It is mid-July, it’s very hot, our taxes are due shortly, road rage is killing innocents in Delhi, and we have no idea why some Presidential candidates wear their saris that way. No wonder, then, that the word on everybody’s lips these days is: infidelity.
No, actually, it’s just that the word infidelity is on everybody’s lips at almost all times, and has been so for the last several ice ages, which is as long as it has taken India to concede that if sexuality is incompatible with Indianness, then it is really very difficult to explain why there are a billion of us. And just when you thought it was safe to get into that water, along come the sharks.
Based on a number of spontaneously conducted conversations with quite a wide range of people over the last couple of months, I’ve concluded that close to one hundred percent of humanity is either quite interested in the idea of cheating on their partner, or quite interested in the idea of cheating on their partner again. (The tiny remaining percentage didn’t understand the question because they were daydreaming about a really good presidential candidate.)
I consider myself quite open-minded, but I confess to being quite surprised at just how many steamy currents simmer under the surface of so many seemingly staid marriages and relationships, and how strong those currents are. All I can say is that while I wasn’t raised by Irish nuns in a convent school, and despite being deemed a bit of a wild child in my misspent youth, I’m a little disappointed to find myself on the boring end of a vast and turbulent spectrum.

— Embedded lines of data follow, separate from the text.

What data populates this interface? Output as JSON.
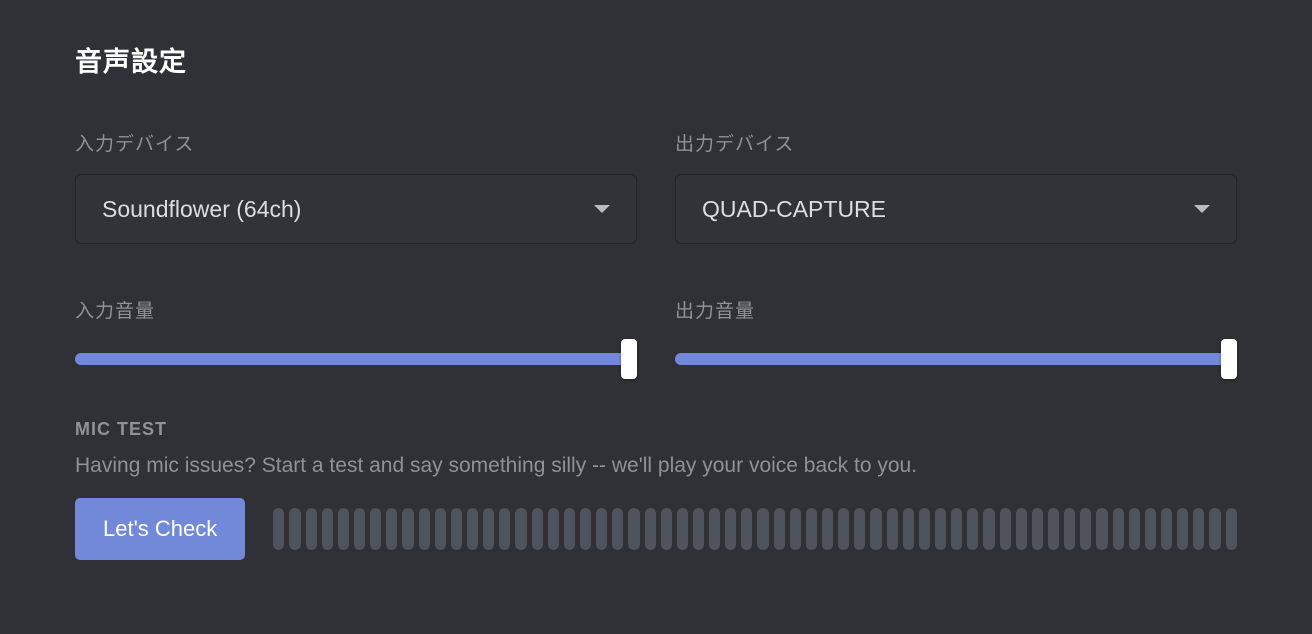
{
  "title": "音声設定",
  "input": {
    "device_label": "入力デバイス",
    "device_value": "Soundflower (64ch)",
    "volume_label": "入力音量",
    "volume_percent": 98
  },
  "output": {
    "device_label": "出力デバイス",
    "device_value": "QUAD-CAPTURE",
    "volume_label": "出力音量",
    "volume_percent": 98
  },
  "mic_test": {
    "title": "MIC TEST",
    "description": "Having mic issues? Start a test and say something silly -- we'll play your voice back to you.",
    "button_label": "Let's Check",
    "meter_bars": 60
  }
}
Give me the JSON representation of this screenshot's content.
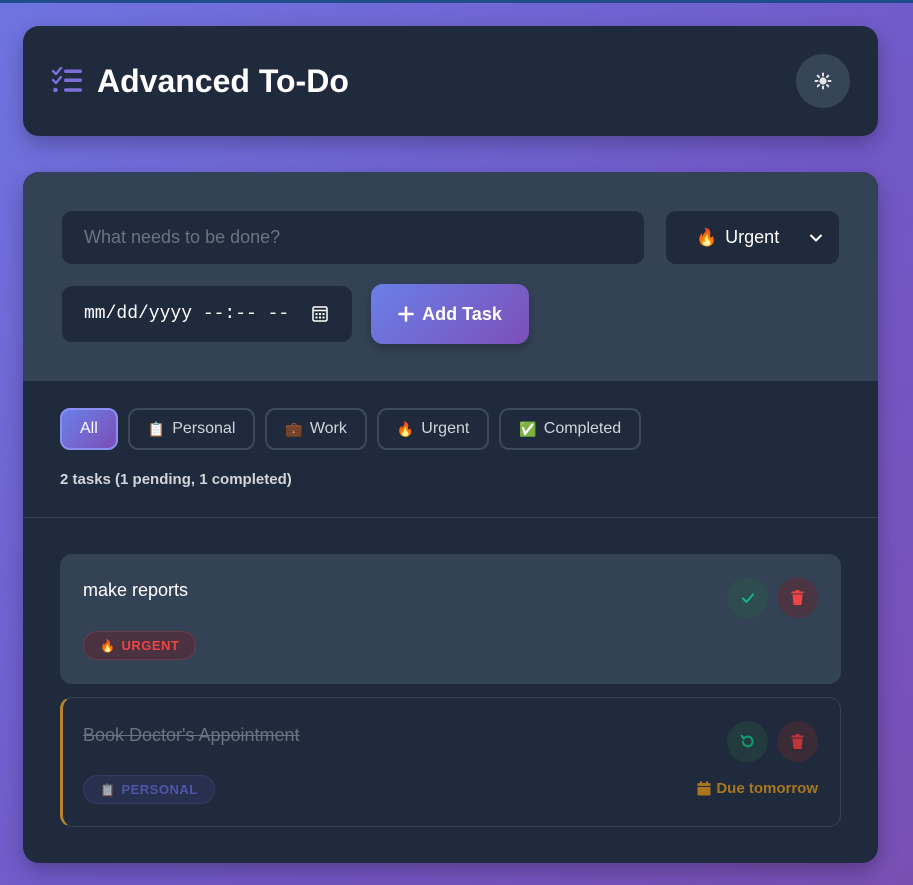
{
  "app": {
    "title": "Advanced To-Do"
  },
  "colors": {
    "accent_start": "#6a7fe8",
    "accent_end": "#7c4fb8",
    "urgent": "#ef4444",
    "complete": "#10b981",
    "due": "#a8761f"
  },
  "form": {
    "task_placeholder": "What needs to be done?",
    "task_value": "",
    "priority_selected": "Urgent",
    "priority_icon": "🔥",
    "date_value": "mm/dd/yyyy --:-- --",
    "add_label": "Add Task"
  },
  "filters": [
    {
      "label": "All",
      "icon": "",
      "active": true
    },
    {
      "label": "Personal",
      "icon": "📋",
      "active": false
    },
    {
      "label": "Work",
      "icon": "💼",
      "active": false
    },
    {
      "label": "Urgent",
      "icon": "🔥",
      "active": false
    },
    {
      "label": "Completed",
      "icon": "✅",
      "active": false
    }
  ],
  "stats": "2 tasks (1 pending, 1 completed)",
  "tasks": [
    {
      "text": "make reports",
      "category": "URGENT",
      "category_icon": "🔥",
      "completed": false,
      "due": ""
    },
    {
      "text": "Book Doctor's Appointment",
      "category": "PERSONAL",
      "category_icon": "📋",
      "completed": true,
      "due": "Due tomorrow"
    }
  ]
}
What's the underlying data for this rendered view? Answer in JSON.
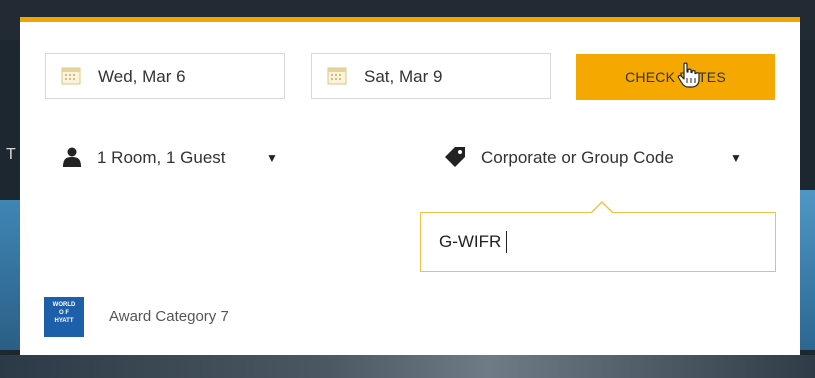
{
  "background": {
    "side_letter": "T"
  },
  "panel": {
    "accent_color": "#f0a500"
  },
  "checkin": {
    "icon": "calendar-icon",
    "value": "Wed, Mar 6"
  },
  "checkout": {
    "icon": "calendar-icon",
    "value": "Sat, Mar 9"
  },
  "check_rates": {
    "label": "CHECK RATES",
    "color": "#f5a800"
  },
  "guests": {
    "icon": "person-icon",
    "label": "1 Room, 1 Guest",
    "dropdown_icon": "caret-down-icon"
  },
  "special_code": {
    "icon": "tag-icon",
    "label": "Corporate or Group Code",
    "dropdown_icon": "caret-down-icon"
  },
  "code_input": {
    "value": "G-WIFR"
  },
  "award": {
    "logo_text": "WORLD OF HYATT",
    "label": "Award Category 7",
    "logo_color": "#1d5fa8"
  }
}
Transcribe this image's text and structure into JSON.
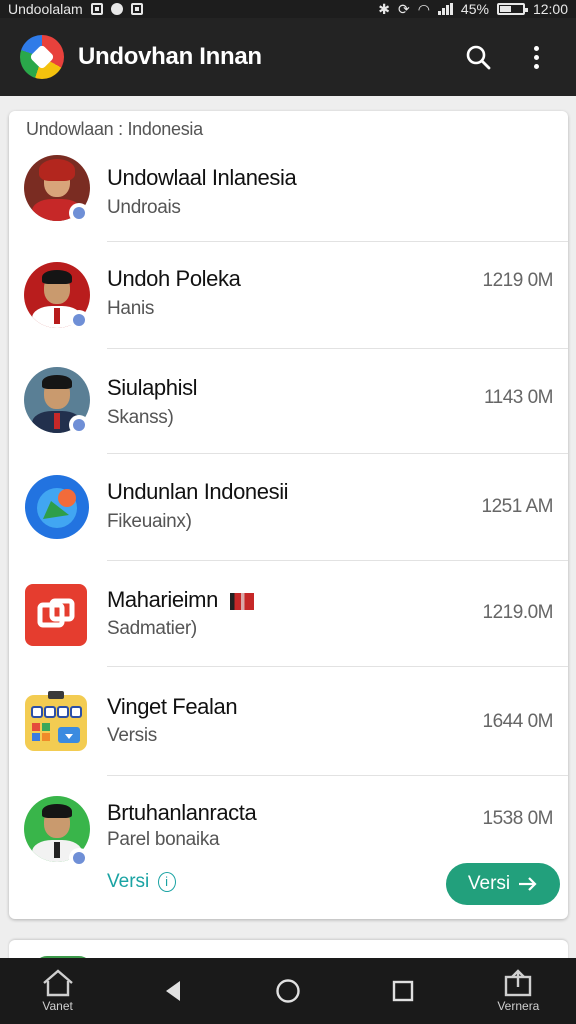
{
  "status_bar": {
    "left_text": "Undoolalam",
    "battery_percent": "45%",
    "time": "12:00"
  },
  "app_bar": {
    "title": "Undovhan Innan",
    "icons": [
      "app-logo",
      "search-icon",
      "more-vert-icon"
    ]
  },
  "card": {
    "header": "Undowlaan : Indonesia",
    "items": [
      {
        "title": "Undowlaal Inlanesia",
        "subtitle": "Undroais",
        "size": "",
        "icon": "avatar-woman-hijab"
      },
      {
        "title": "Undoh Poleka",
        "subtitle": "Hanis",
        "size": "1219 0M",
        "icon": "avatar-man-peci"
      },
      {
        "title": "Siulaphisl",
        "subtitle": "Skanss)",
        "size": "1143 0M",
        "icon": "avatar-man-peci"
      },
      {
        "title": "Undunlan Indonesii",
        "subtitle": "Fikeuainx)",
        "size": "1251 AM",
        "icon": "chat-app-icon"
      },
      {
        "title": "Maharieimn",
        "subtitle": "Sadmatier)",
        "size": "1219.0M",
        "icon": "red-square-app-icon"
      },
      {
        "title": "Vinget Fealan",
        "subtitle": "Versis",
        "size": "1644 0M",
        "icon": "widget-grid-app-icon"
      },
      {
        "title": "Brtuhanlanracta",
        "subtitle": "Parel bonaika",
        "size": "1538 0M",
        "icon": "avatar-man-peci"
      }
    ],
    "versi_link": "Versi",
    "versi_button": "Versi"
  },
  "bottom_nav": {
    "home_label": "Vanet",
    "right_label": "Vernera"
  },
  "colors": {
    "app_bar": "#232323",
    "accent_green": "#22a07c",
    "link_teal": "#1aa3a3"
  }
}
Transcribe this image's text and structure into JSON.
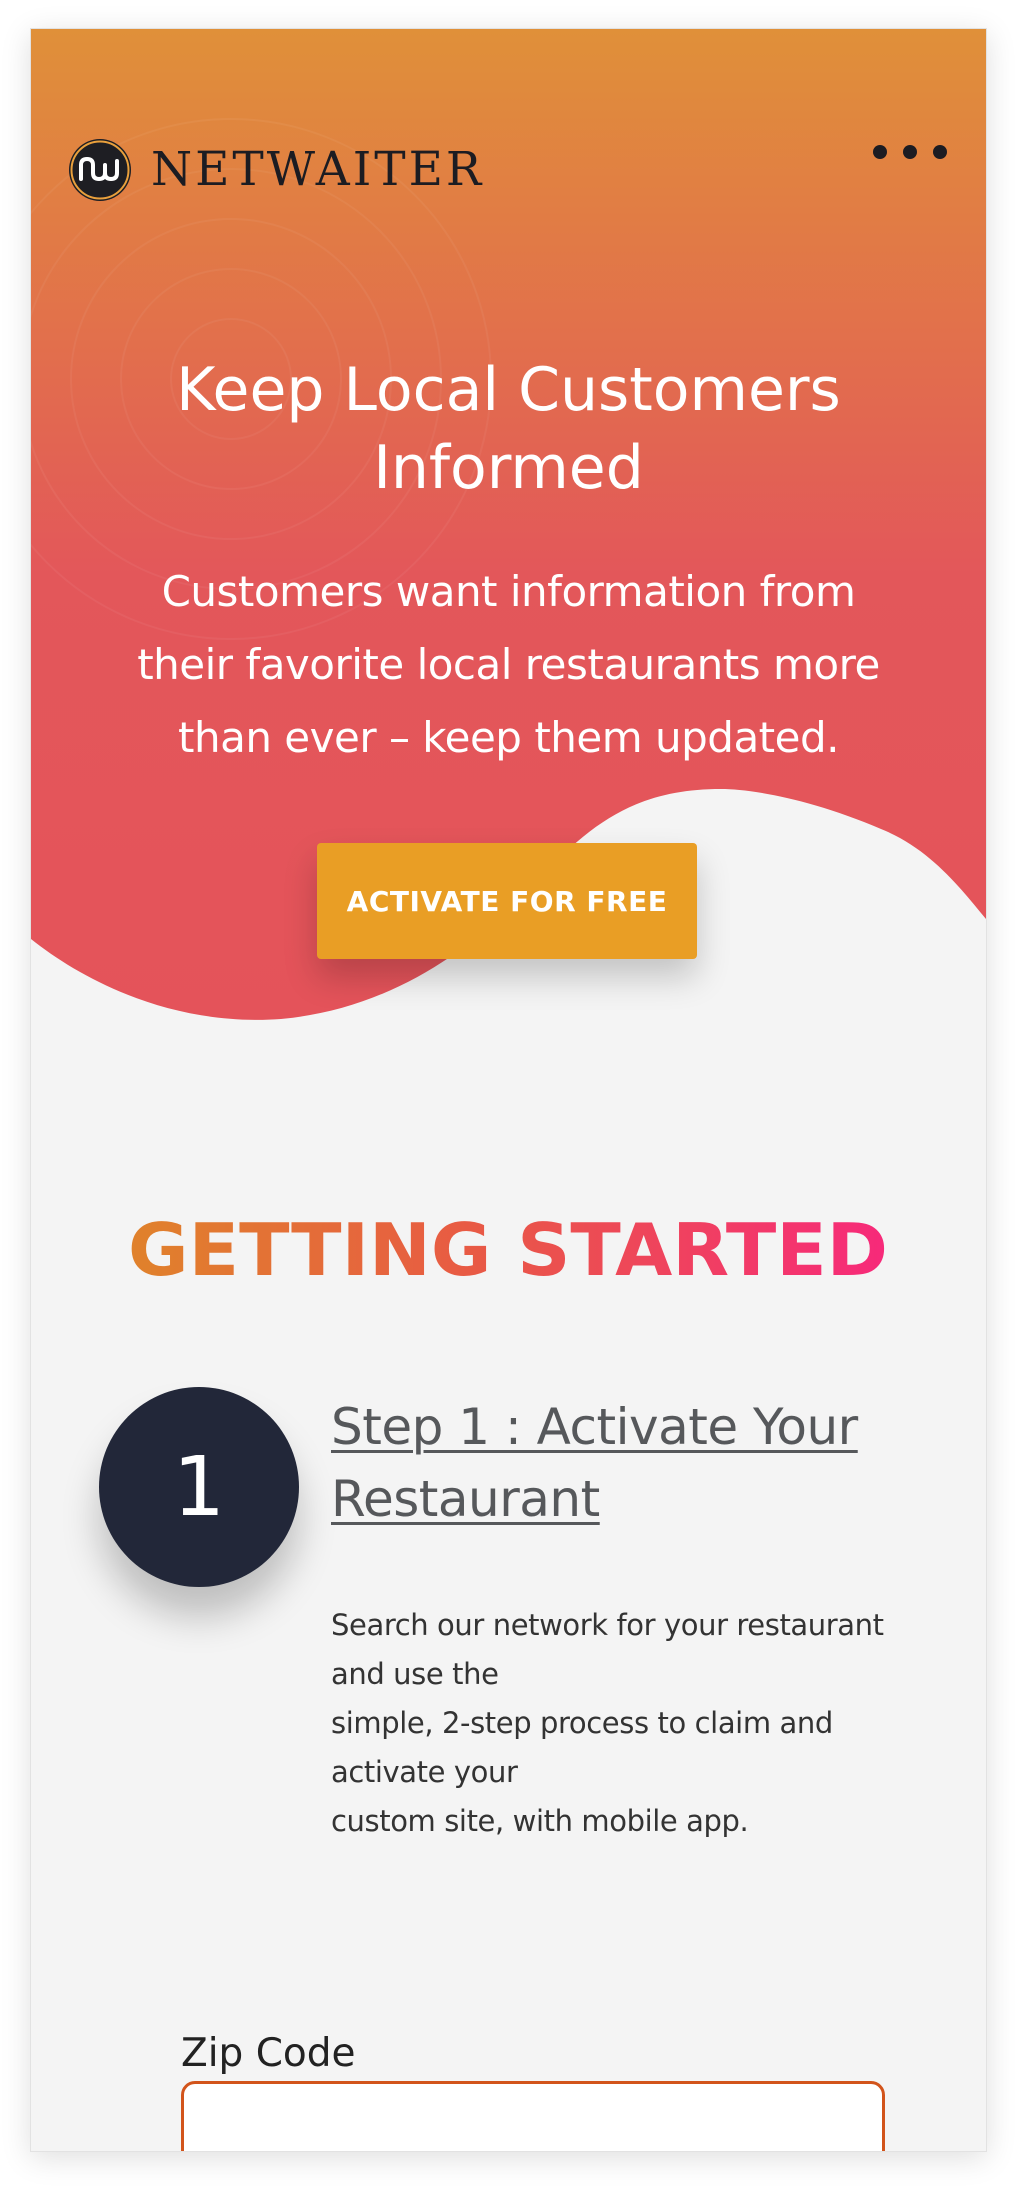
{
  "brand": {
    "name": "NETWAITER",
    "logo_icon": "netwaiter-logo-icon"
  },
  "header": {
    "menu_icon": "more-horizontal-icon"
  },
  "hero": {
    "title": "Keep Local Customers Informed",
    "subtitle_lines": [
      "Customers want information from",
      "their favorite local restaurants more",
      "than ever – keep them updated."
    ],
    "cta_label": "ACTIVATE FOR FREE",
    "gradient_top": "#e09039",
    "gradient_bottom": "#e3555a",
    "cta_color": "#e99e25"
  },
  "getting_started": {
    "heading": "GETTING STARTED",
    "gradient_start": "#e0822b",
    "gradient_end": "#f7297a"
  },
  "step1": {
    "number": "1",
    "title_lines": [
      "Step 1 : Activate Your",
      "Restaurant"
    ],
    "description_lines": [
      "Search our network for your restaurant",
      "and use the",
      "simple, 2-step process to claim and",
      "activate your",
      "custom site, with mobile app."
    ]
  },
  "form": {
    "zip_label": "Zip Code",
    "zip_value": ""
  }
}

What I’m not surprised about is that while this spate of illicit activity occasionally has something to do with problems within people’s legitimate relationships, most often it does not: it’s just really a matter of lustful and/or emotional greed (where greed is defined not as excess, but as ‘intense and selfish desire’). If you still buy the popular image of urban India as prudish and reactionary, you’re out of the loop. If you thought that the scenario presented in the recent Bollywood movie Life in a Metro—in which people are cheating even on the people they’re cheating with—was overstating the case, which I did, then think again, or conduct your own secret ballot. And if you haven’t seen the movie: don’t, it’s a snorer.
For those people now yawning and thinking, “tell me something I don’t know,” you don’t fall into my preferred reader profile and should go away now. But for those of you who greet this news with their mouths in a little round o, I’ve got this to say: how would you describe the smell of that coffee?
As an experiment, I had someone I know go through her phone book and, without mentioning names, sum up the love life of each person in it. The results overwhelmingly show that they should either say the vow of fidelity much louder at weddings, because people are not hearing it, or just leave it out of the whole ceremony because it really cramps people’s style. They also show that infidelity is a wonderfully democratic thing, ranging over all kinds of type, sexuality, age, partnership agreement, and so forth.
All it really proves is what one might suspect anyway: that young(ish) urban Indians are as active in the extramarital/extrarelational department as any young people anywhere else, whether Murli Manohar Joshi likes it or not. It puts me in mind of something I recently read in which a father is quoted passing on the torch of human learning to his anguished offspring: “If you want monogamy,” he says unsympathetically, “go marry a swan.”